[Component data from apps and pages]
★ ★ ★
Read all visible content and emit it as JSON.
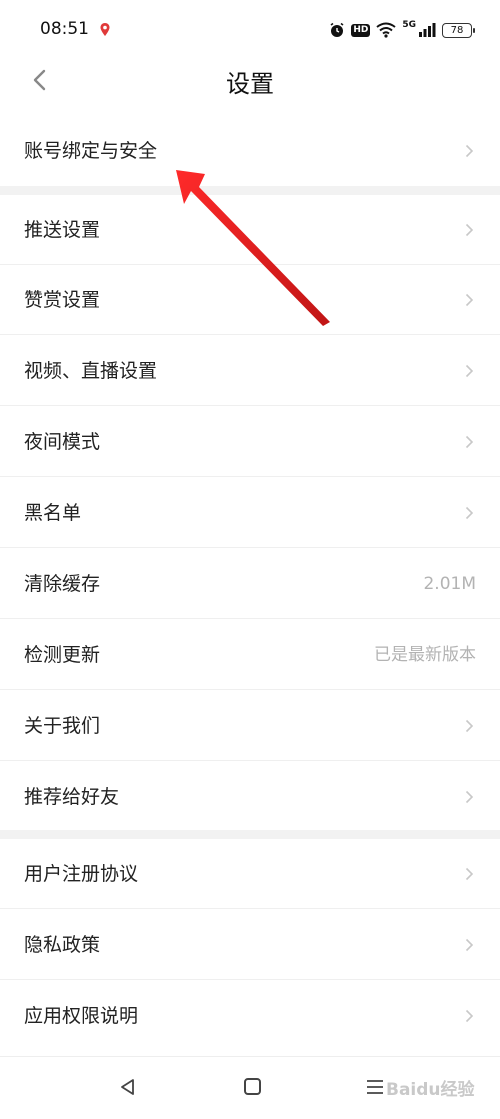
{
  "status_bar": {
    "time": "08:51",
    "hd": "HD",
    "network": "5G",
    "battery": "78"
  },
  "header": {
    "title": "设置"
  },
  "settings": {
    "section1": [
      {
        "label": "账号绑定与安全",
        "value": "",
        "chevron": true
      }
    ],
    "section2": [
      {
        "label": "推送设置",
        "value": "",
        "chevron": true
      },
      {
        "label": "赞赏设置",
        "value": "",
        "chevron": true
      },
      {
        "label": "视频、直播设置",
        "value": "",
        "chevron": true
      },
      {
        "label": "夜间模式",
        "value": "",
        "chevron": true
      },
      {
        "label": "黑名单",
        "value": "",
        "chevron": true
      },
      {
        "label": "清除缓存",
        "value": "2.01M",
        "chevron": false
      },
      {
        "label": "检测更新",
        "value": "已是最新版本",
        "chevron": false
      },
      {
        "label": "关于我们",
        "value": "",
        "chevron": true
      },
      {
        "label": "推荐给好友",
        "value": "",
        "chevron": true
      }
    ],
    "section3": [
      {
        "label": "用户注册协议",
        "value": "",
        "chevron": true
      },
      {
        "label": "隐私政策",
        "value": "",
        "chevron": true
      },
      {
        "label": "应用权限说明",
        "value": "",
        "chevron": true
      }
    ]
  },
  "nav_bar": {
    "icons": [
      "back-triangle-icon",
      "home-square-icon",
      "menu-lines-icon"
    ]
  },
  "watermark": "Baidu经验",
  "colors": {
    "background": "#ffffff",
    "separator": "#f2f2f2",
    "secondary_text": "#b3b3b3",
    "annotation_arrow": "#e02020"
  }
}
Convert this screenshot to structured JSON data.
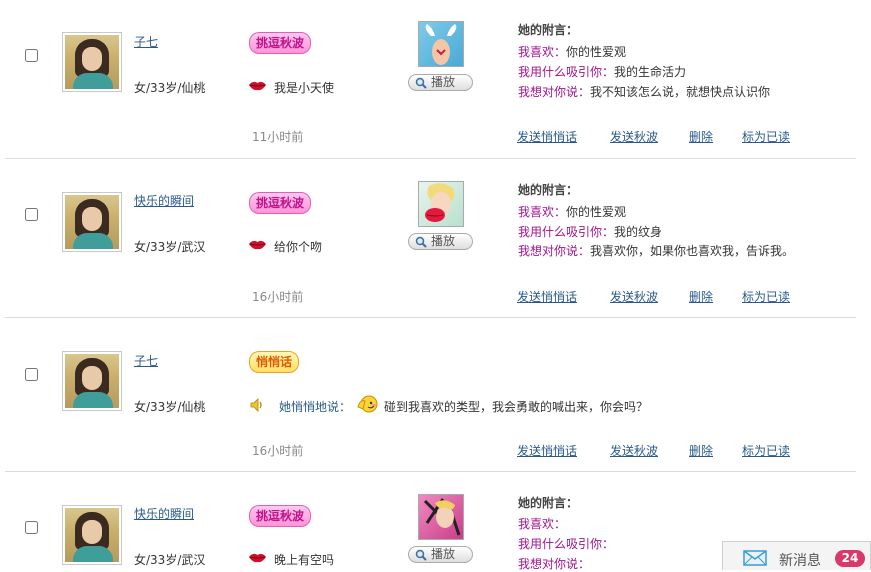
{
  "messages": [
    {
      "name": "子七",
      "info": "女/33岁/仙桃",
      "tag": "挑逗秋波",
      "kiss_text": "我是小天使",
      "play_label": "播放",
      "note_title": "她的附言：",
      "likes_label": "我喜欢：",
      "likes_value": "你的性爱观",
      "attract_label": "我用什么吸引你：",
      "attract_value": "我的生命活力",
      "say_label": "我想对你说：",
      "say_value": "我不知该怎么说，就想快点认识你",
      "time": "11小时前",
      "actions": [
        "发送悄悄话",
        "发送秋波",
        "删除",
        "标为已读"
      ]
    },
    {
      "name": "快乐的瞬间",
      "info": "女/33岁/武汉",
      "tag": "挑逗秋波",
      "kiss_text": "给你个吻",
      "play_label": "播放",
      "note_title": "她的附言：",
      "likes_label": "我喜欢：",
      "likes_value": "你的性爱观",
      "attract_label": "我用什么吸引你：",
      "attract_value": "我的纹身",
      "say_label": "我想对你说：",
      "say_value": "我喜欢你，如果你也喜欢我，告诉我。",
      "time": "16小时前",
      "actions": [
        "发送悄悄话",
        "发送秋波",
        "删除",
        "标为已读"
      ]
    },
    {
      "name": "子七",
      "info": "女/33岁/仙桃",
      "tag": "悄悄话",
      "whisper_label": "她悄悄地说：",
      "whisper_text": "碰到我喜欢的类型，我会勇敢的喊出来，你会吗？",
      "time": "16小时前",
      "actions": [
        "发送悄悄话",
        "发送秋波",
        "删除",
        "标为已读"
      ]
    },
    {
      "name": "快乐的瞬间",
      "info": "女/33岁/武汉",
      "tag": "挑逗秋波",
      "kiss_text": "晚上有空吗",
      "play_label": "播放",
      "note_title": "她的附言：",
      "likes_label": "我喜欢：",
      "likes_value": "",
      "attract_label": "我用什么吸引你：",
      "attract_value": "",
      "say_label": "我想对你说：",
      "say_value": ""
    }
  ],
  "notification": {
    "label": "新消息",
    "count": "24",
    "icon": "envelope-icon"
  },
  "colors": {
    "link": "#2a5a8c",
    "label_purple": "#a0148c",
    "tag_pink": "#ff93d9",
    "tag_yellow": "#ffe067",
    "badge": "#d9386a"
  }
}
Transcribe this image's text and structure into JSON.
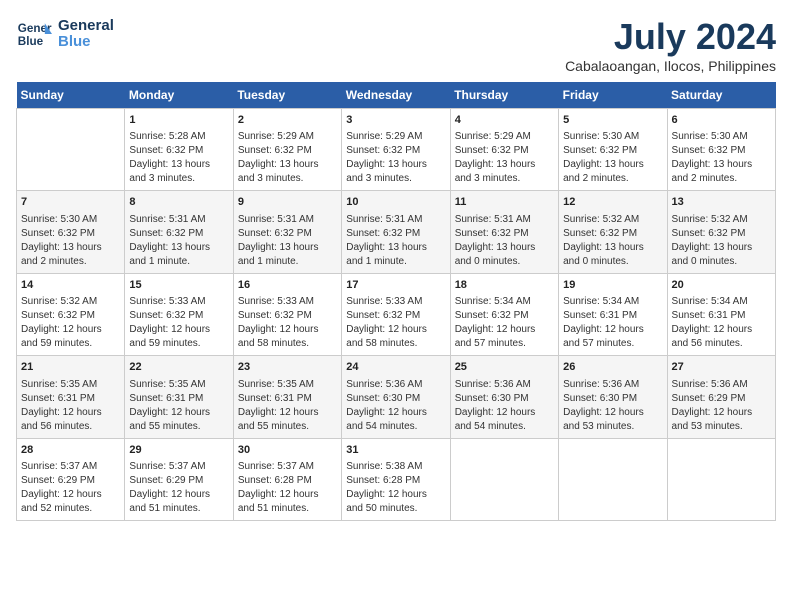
{
  "logo": {
    "line1": "General",
    "line2": "Blue"
  },
  "title": "July 2024",
  "subtitle": "Cabalaoangan, Ilocos, Philippines",
  "headers": [
    "Sunday",
    "Monday",
    "Tuesday",
    "Wednesday",
    "Thursday",
    "Friday",
    "Saturday"
  ],
  "weeks": [
    [
      {
        "day": "",
        "info": ""
      },
      {
        "day": "1",
        "info": "Sunrise: 5:28 AM\nSunset: 6:32 PM\nDaylight: 13 hours\nand 3 minutes."
      },
      {
        "day": "2",
        "info": "Sunrise: 5:29 AM\nSunset: 6:32 PM\nDaylight: 13 hours\nand 3 minutes."
      },
      {
        "day": "3",
        "info": "Sunrise: 5:29 AM\nSunset: 6:32 PM\nDaylight: 13 hours\nand 3 minutes."
      },
      {
        "day": "4",
        "info": "Sunrise: 5:29 AM\nSunset: 6:32 PM\nDaylight: 13 hours\nand 3 minutes."
      },
      {
        "day": "5",
        "info": "Sunrise: 5:30 AM\nSunset: 6:32 PM\nDaylight: 13 hours\nand 2 minutes."
      },
      {
        "day": "6",
        "info": "Sunrise: 5:30 AM\nSunset: 6:32 PM\nDaylight: 13 hours\nand 2 minutes."
      }
    ],
    [
      {
        "day": "7",
        "info": "Sunrise: 5:30 AM\nSunset: 6:32 PM\nDaylight: 13 hours\nand 2 minutes."
      },
      {
        "day": "8",
        "info": "Sunrise: 5:31 AM\nSunset: 6:32 PM\nDaylight: 13 hours\nand 1 minute."
      },
      {
        "day": "9",
        "info": "Sunrise: 5:31 AM\nSunset: 6:32 PM\nDaylight: 13 hours\nand 1 minute."
      },
      {
        "day": "10",
        "info": "Sunrise: 5:31 AM\nSunset: 6:32 PM\nDaylight: 13 hours\nand 1 minute."
      },
      {
        "day": "11",
        "info": "Sunrise: 5:31 AM\nSunset: 6:32 PM\nDaylight: 13 hours\nand 0 minutes."
      },
      {
        "day": "12",
        "info": "Sunrise: 5:32 AM\nSunset: 6:32 PM\nDaylight: 13 hours\nand 0 minutes."
      },
      {
        "day": "13",
        "info": "Sunrise: 5:32 AM\nSunset: 6:32 PM\nDaylight: 13 hours\nand 0 minutes."
      }
    ],
    [
      {
        "day": "14",
        "info": "Sunrise: 5:32 AM\nSunset: 6:32 PM\nDaylight: 12 hours\nand 59 minutes."
      },
      {
        "day": "15",
        "info": "Sunrise: 5:33 AM\nSunset: 6:32 PM\nDaylight: 12 hours\nand 59 minutes."
      },
      {
        "day": "16",
        "info": "Sunrise: 5:33 AM\nSunset: 6:32 PM\nDaylight: 12 hours\nand 58 minutes."
      },
      {
        "day": "17",
        "info": "Sunrise: 5:33 AM\nSunset: 6:32 PM\nDaylight: 12 hours\nand 58 minutes."
      },
      {
        "day": "18",
        "info": "Sunrise: 5:34 AM\nSunset: 6:32 PM\nDaylight: 12 hours\nand 57 minutes."
      },
      {
        "day": "19",
        "info": "Sunrise: 5:34 AM\nSunset: 6:31 PM\nDaylight: 12 hours\nand 57 minutes."
      },
      {
        "day": "20",
        "info": "Sunrise: 5:34 AM\nSunset: 6:31 PM\nDaylight: 12 hours\nand 56 minutes."
      }
    ],
    [
      {
        "day": "21",
        "info": "Sunrise: 5:35 AM\nSunset: 6:31 PM\nDaylight: 12 hours\nand 56 minutes."
      },
      {
        "day": "22",
        "info": "Sunrise: 5:35 AM\nSunset: 6:31 PM\nDaylight: 12 hours\nand 55 minutes."
      },
      {
        "day": "23",
        "info": "Sunrise: 5:35 AM\nSunset: 6:31 PM\nDaylight: 12 hours\nand 55 minutes."
      },
      {
        "day": "24",
        "info": "Sunrise: 5:36 AM\nSunset: 6:30 PM\nDaylight: 12 hours\nand 54 minutes."
      },
      {
        "day": "25",
        "info": "Sunrise: 5:36 AM\nSunset: 6:30 PM\nDaylight: 12 hours\nand 54 minutes."
      },
      {
        "day": "26",
        "info": "Sunrise: 5:36 AM\nSunset: 6:30 PM\nDaylight: 12 hours\nand 53 minutes."
      },
      {
        "day": "27",
        "info": "Sunrise: 5:36 AM\nSunset: 6:29 PM\nDaylight: 12 hours\nand 53 minutes."
      }
    ],
    [
      {
        "day": "28",
        "info": "Sunrise: 5:37 AM\nSunset: 6:29 PM\nDaylight: 12 hours\nand 52 minutes."
      },
      {
        "day": "29",
        "info": "Sunrise: 5:37 AM\nSunset: 6:29 PM\nDaylight: 12 hours\nand 51 minutes."
      },
      {
        "day": "30",
        "info": "Sunrise: 5:37 AM\nSunset: 6:28 PM\nDaylight: 12 hours\nand 51 minutes."
      },
      {
        "day": "31",
        "info": "Sunrise: 5:38 AM\nSunset: 6:28 PM\nDaylight: 12 hours\nand 50 minutes."
      },
      {
        "day": "",
        "info": ""
      },
      {
        "day": "",
        "info": ""
      },
      {
        "day": "",
        "info": ""
      }
    ]
  ]
}
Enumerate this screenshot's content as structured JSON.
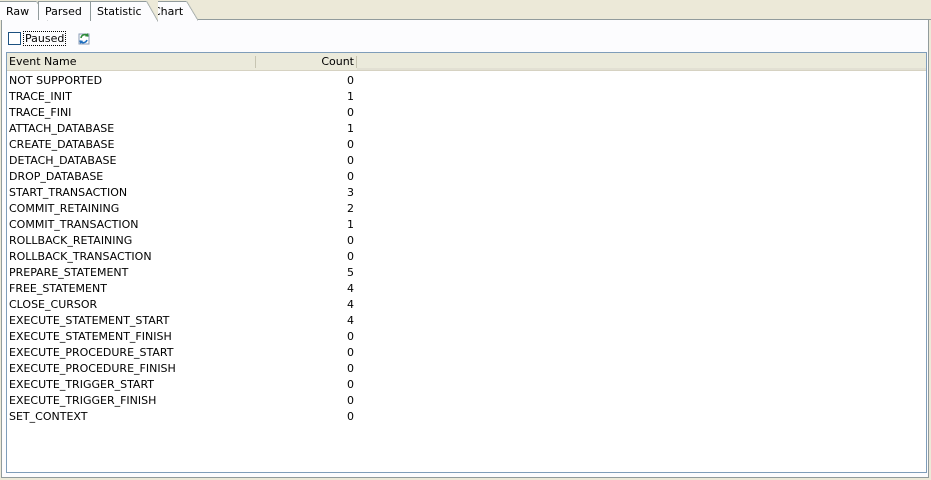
{
  "tabs": [
    {
      "label": "Raw"
    },
    {
      "label": "Parsed"
    },
    {
      "label": "Statistic"
    },
    {
      "label": "Chart"
    }
  ],
  "active_tab": "Statistic",
  "toolbar": {
    "paused_label": "Paused",
    "paused_checked": false,
    "refresh_icon": "refresh-icon"
  },
  "table": {
    "columns": [
      "Event Name",
      "Count"
    ],
    "rows": [
      {
        "name": "NOT SUPPORTED",
        "count": "0"
      },
      {
        "name": "TRACE_INIT",
        "count": "1"
      },
      {
        "name": "TRACE_FINI",
        "count": "0"
      },
      {
        "name": "ATTACH_DATABASE",
        "count": "1"
      },
      {
        "name": "CREATE_DATABASE",
        "count": "0"
      },
      {
        "name": "DETACH_DATABASE",
        "count": "0"
      },
      {
        "name": "DROP_DATABASE",
        "count": "0"
      },
      {
        "name": "START_TRANSACTION",
        "count": "3"
      },
      {
        "name": "COMMIT_RETAINING",
        "count": "2"
      },
      {
        "name": "COMMIT_TRANSACTION",
        "count": "1"
      },
      {
        "name": "ROLLBACK_RETAINING",
        "count": "0"
      },
      {
        "name": "ROLLBACK_TRANSACTION",
        "count": "0"
      },
      {
        "name": "PREPARE_STATEMENT",
        "count": "5"
      },
      {
        "name": "FREE_STATEMENT",
        "count": "4"
      },
      {
        "name": "CLOSE_CURSOR",
        "count": "4"
      },
      {
        "name": "EXECUTE_STATEMENT_START",
        "count": "4"
      },
      {
        "name": "EXECUTE_STATEMENT_FINISH",
        "count": "0"
      },
      {
        "name": "EXECUTE_PROCEDURE_START",
        "count": "0"
      },
      {
        "name": "EXECUTE_PROCEDURE_FINISH",
        "count": "0"
      },
      {
        "name": "EXECUTE_TRIGGER_START",
        "count": "0"
      },
      {
        "name": "EXECUTE_TRIGGER_FINISH",
        "count": "0"
      },
      {
        "name": "SET_CONTEXT",
        "count": "0"
      }
    ]
  }
}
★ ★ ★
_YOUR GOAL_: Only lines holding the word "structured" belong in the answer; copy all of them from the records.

_ANSWER TO THIS TASK_:
Convert this screenshot to structured JSON data.
Enumerate this screenshot's content as structured JSON.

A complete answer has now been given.